And so I thought if I could write a book on TRS, even though it's not a book anyone might read, but more as an exercise, to put all that is known and understood on paper, and then to try and establish some solid and safe ways to do it. Even if it's not a book anyone would want, at least we'd have a better foundation for this niche, even cult-like, climbing technique.

Also, in this self-check-out world, it would be nice to have fewer climbers check, or near check, themselves out doing it.

But there's no such thing as a small project, but three years later, and with another child born (I'm a glutton for punishment, but now have two full sets of kids), 'On the Line', my TRS manual is 99% done. What started as a mini project, like all my mini projects, has turned into an almost ready-to-print 250-page 6x9 book.

One reason the book took me so long, apart from the babies, was like all my other books, I wanted to illustrate the book myself. (before you email me, I used Adobe Illustrator). Although I could have just taken a week to snap a bunch of photos, instead, I took a year to draw 282 line drawings (I'm as fast at drawing as I am at writing, it appears). One reason for this is I find that just as the illustrations inform the text, it's by working on both helps shape better content.

What does 'On the Line' cover?

'On the Line' covers all aspects of top rope soloing, and I mean ALL aspects and was written to educate both the novice and the experienced climber, especially the experienced climber who's a practising novice when it comes to top rope soloing. I'd place myself in the latter category, as even though I'd ascended tens of thousands of metres of rope on ascenders and hundreds of top rope solos, in writing the book, I discovered I didn't understand how it all worked either.

The book's content and structure are designed less for spoon-feeding the reader on what to do but rather to educate the reader on how things work or don't work and how you can integrate things that work into a system that will allow you to climb hassle-free, and safe.
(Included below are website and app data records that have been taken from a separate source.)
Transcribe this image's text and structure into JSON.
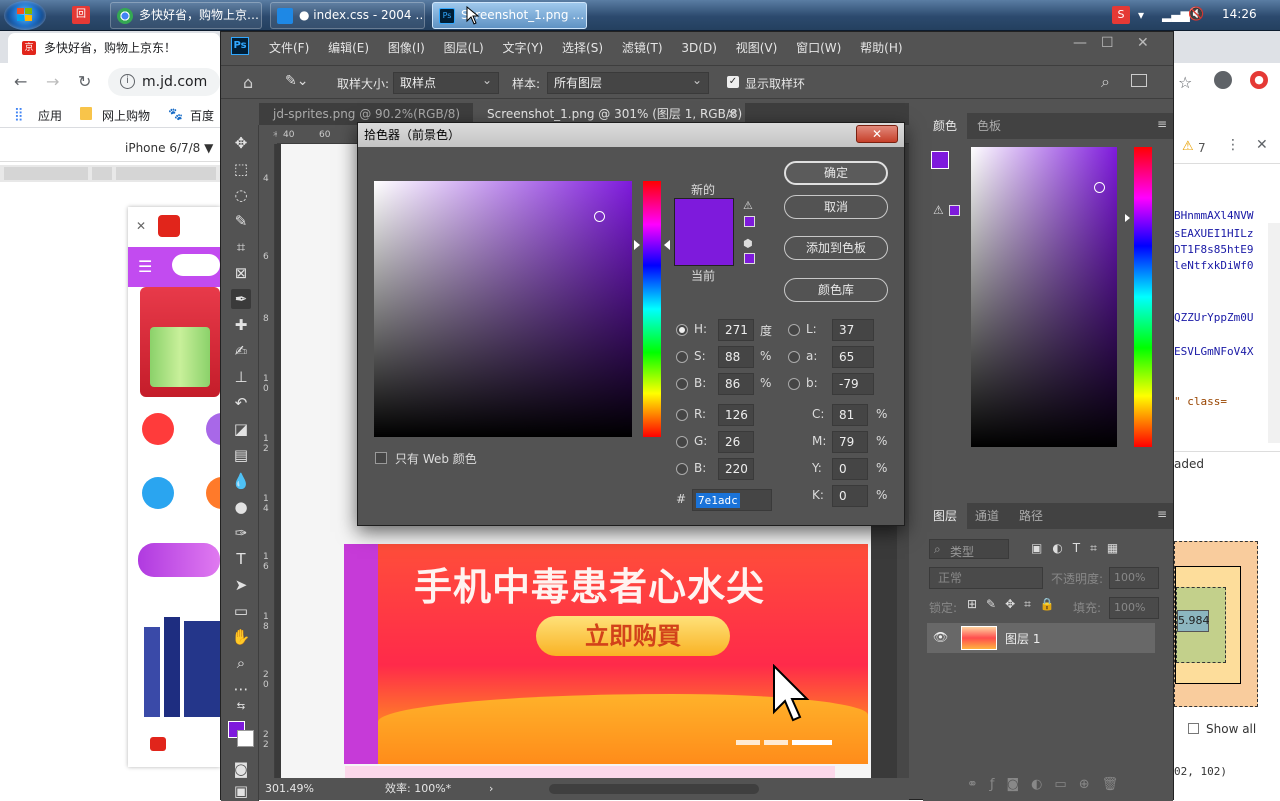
{
  "taskbar": {
    "apps": [
      {
        "title": "多快好省，购物上京…",
        "icon_color": "#4caf50"
      },
      {
        "title": "● index.css - 2004 …",
        "icon_color": "#1e88e5"
      },
      {
        "title": "Screenshot_1.png …",
        "icon_color": "#31a8ff"
      }
    ],
    "clock": "14:26"
  },
  "chrome": {
    "tab_title": "多快好省，购物上京东！",
    "url": "m.jd.com",
    "bookmarks": {
      "apps": "应用",
      "shopping": "网上购物",
      "baidu": "百度"
    },
    "device": "iPhone 6/7/8 ▼"
  },
  "devtools": {
    "warning_count": "7",
    "code_lines": [
      "BHnmmAXl4NVW",
      "sEAXUEI1HILz",
      "DT1F8s85htE9",
      "leNtfxkDiWf0",
      "QZZUrYppZm0U",
      "ESVLGmNFoV4X",
      "\" class="
    ],
    "loaded_text": "aded",
    "box_value": "5.984",
    "show_all": "Show all",
    "coords": "02, 102)"
  },
  "photoshop": {
    "menu": [
      "文件(F)",
      "编辑(E)",
      "图像(I)",
      "图层(L)",
      "文字(Y)",
      "选择(S)",
      "滤镜(T)",
      "3D(D)",
      "视图(V)",
      "窗口(W)",
      "帮助(H)"
    ],
    "options": {
      "sample_size_label": "取样大小:",
      "sample_size_value": "取样点",
      "sample_label": "样本:",
      "sample_value": "所有图层",
      "show_ring": "显示取样环"
    },
    "doc_tabs": [
      "jd-sprites.png @ 90.2%(RGB/8) *",
      "Screenshot_1.png @ 301% (图层 1, RGB/8)"
    ],
    "ruler_h": [
      "40",
      "60"
    ],
    "ruler_v": [
      "4",
      "6",
      "8",
      "1 0",
      "1 2",
      "1 4",
      "1 6",
      "1 8",
      "2 0",
      "2 2"
    ],
    "status": {
      "zoom": "301.49%",
      "efficiency": "效率: 100%*"
    },
    "panels": {
      "color_tabs": [
        "颜色",
        "色板"
      ],
      "layer_tabs": [
        "图层",
        "通道",
        "路径"
      ],
      "filter_placeholder": "类型",
      "blend_mode": "正常",
      "opacity_label": "不透明度:",
      "opacity_value": "100%",
      "lock_label": "锁定:",
      "fill_label": "填充:",
      "fill_value": "100%",
      "layer_name": "图层 1"
    },
    "banner": {
      "title": "手机中毒患者心水尖",
      "button": "立即购買"
    }
  },
  "picker": {
    "title": "拾色器（前景色）",
    "new_label": "新的",
    "current_label": "当前",
    "color": "#7e1adc",
    "buttons": {
      "ok": "确定",
      "cancel": "取消",
      "add": "添加到色板",
      "library": "颜色库"
    },
    "web_only": "只有 Web 颜色",
    "hsb": {
      "h": "271",
      "s": "88",
      "b": "86",
      "h_unit": "度",
      "pct": "%"
    },
    "rgb": {
      "r": "126",
      "g": "26",
      "b": "220"
    },
    "lab": {
      "l": "37",
      "a": "65",
      "b": "-79"
    },
    "cmyk": {
      "c": "81",
      "m": "79",
      "y": "0",
      "k": "0"
    },
    "hex": "7e1adc"
  }
}
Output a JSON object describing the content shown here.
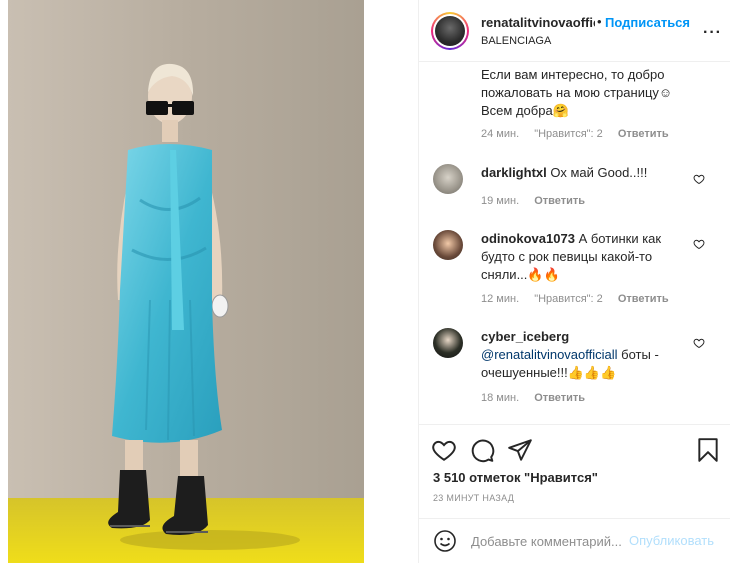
{
  "header": {
    "username": "renatalitvinovaofficial",
    "dot": "•",
    "follow_label": "Подписаться",
    "location": "BALENCIAGA",
    "more_icon": "more-dots-icon",
    "more_glyph": "···"
  },
  "comments": [
    {
      "text_lines": [
        "Если вам интересно, то добро",
        "пожаловать на мою страницу☺",
        "Всем добра🤗"
      ],
      "time": "24 мин.",
      "likes": "\"Нравится\": 2",
      "reply": "Ответить"
    },
    {
      "username": "darklightxl",
      "text": "Ох май Good..!!!",
      "time": "19 мин.",
      "reply": "Ответить"
    },
    {
      "username": "odinokova1073",
      "text_lines": [
        "А ботинки как",
        "будто с рок певицы какой-то",
        "сняли...🔥🔥"
      ],
      "time": "12 мин.",
      "likes": "\"Нравится\": 2",
      "reply": "Ответить"
    },
    {
      "username": "cyber_iceberg",
      "mention": "@renatalitvinovaofficiall",
      "text_rest": " боты -",
      "text_line2": "очешуенные!!!👍👍👍",
      "time": "18 мин.",
      "reply": "Ответить"
    }
  ],
  "actions": {
    "icons": [
      "heart-icon",
      "comment-icon",
      "share-icon",
      "bookmark-icon"
    ]
  },
  "likes_text": "3 510 отметок \"Нравится\"",
  "post_time": "23 МИНУТ НАЗАД",
  "comment_box": {
    "placeholder": "Добавьте комментарий...",
    "publish_label": "Опубликовать"
  },
  "colors": {
    "accent": "#0095f6",
    "publish_disabled": "#b2dffc",
    "dress": "#4fc3d9",
    "floor": "#e6d21e",
    "wall": "#b9aea0"
  }
}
Rather than tell you what to do, the book gives you the information to work it all out for yourself.

Subjects covered include:

Device mechanics.
Device selection.
Device attachment
Rope systems (one rope, two ropes, pseudo leading, top rope TRS).
Re-anchors and redirects.
Lots and lots of micro details on hardware and software.

Why support a project that's 99% complete?

The last three projects I funded on Kickstarter (Me, Myself & I, Higher Education, Down) all took an age to complete and were generally a year or so late. So I thought, why not do a project that is pretty much done and can be delivered by this Xmas, not Xmas 2026, or 27. How great would that be!

I also thought that crowdfunding a project in which I've invested three years of effort, might be a good way to support my next project, which could take another three years, without (a) me running out of money to buy food for my kids, and (b), my patrons running out of patience with me.

What is that next project? A book on belays? An expedition cookbook? The Bear Pit? Another baby? Who knows, but whatever, it'll be a small project delivered promptly. Honest.

Although at first glance, "On the Line' is a book about TRS, once you read it, you'll find it's actually a deep dive into the mechanics of rope climbing, and anyone who wants to expand their knowledge of how rope devices work, or fail, would get a great deal out of this book.

Plus, like all my books, this is a very dull subject rendered in a way that's less boring than it might appear.


Comments are moderated. They will be published only if they add to the discussion in a constructive way. If you disagree, please be polite. We all want to learn from each other here.

Commenting is not available in this channel entry.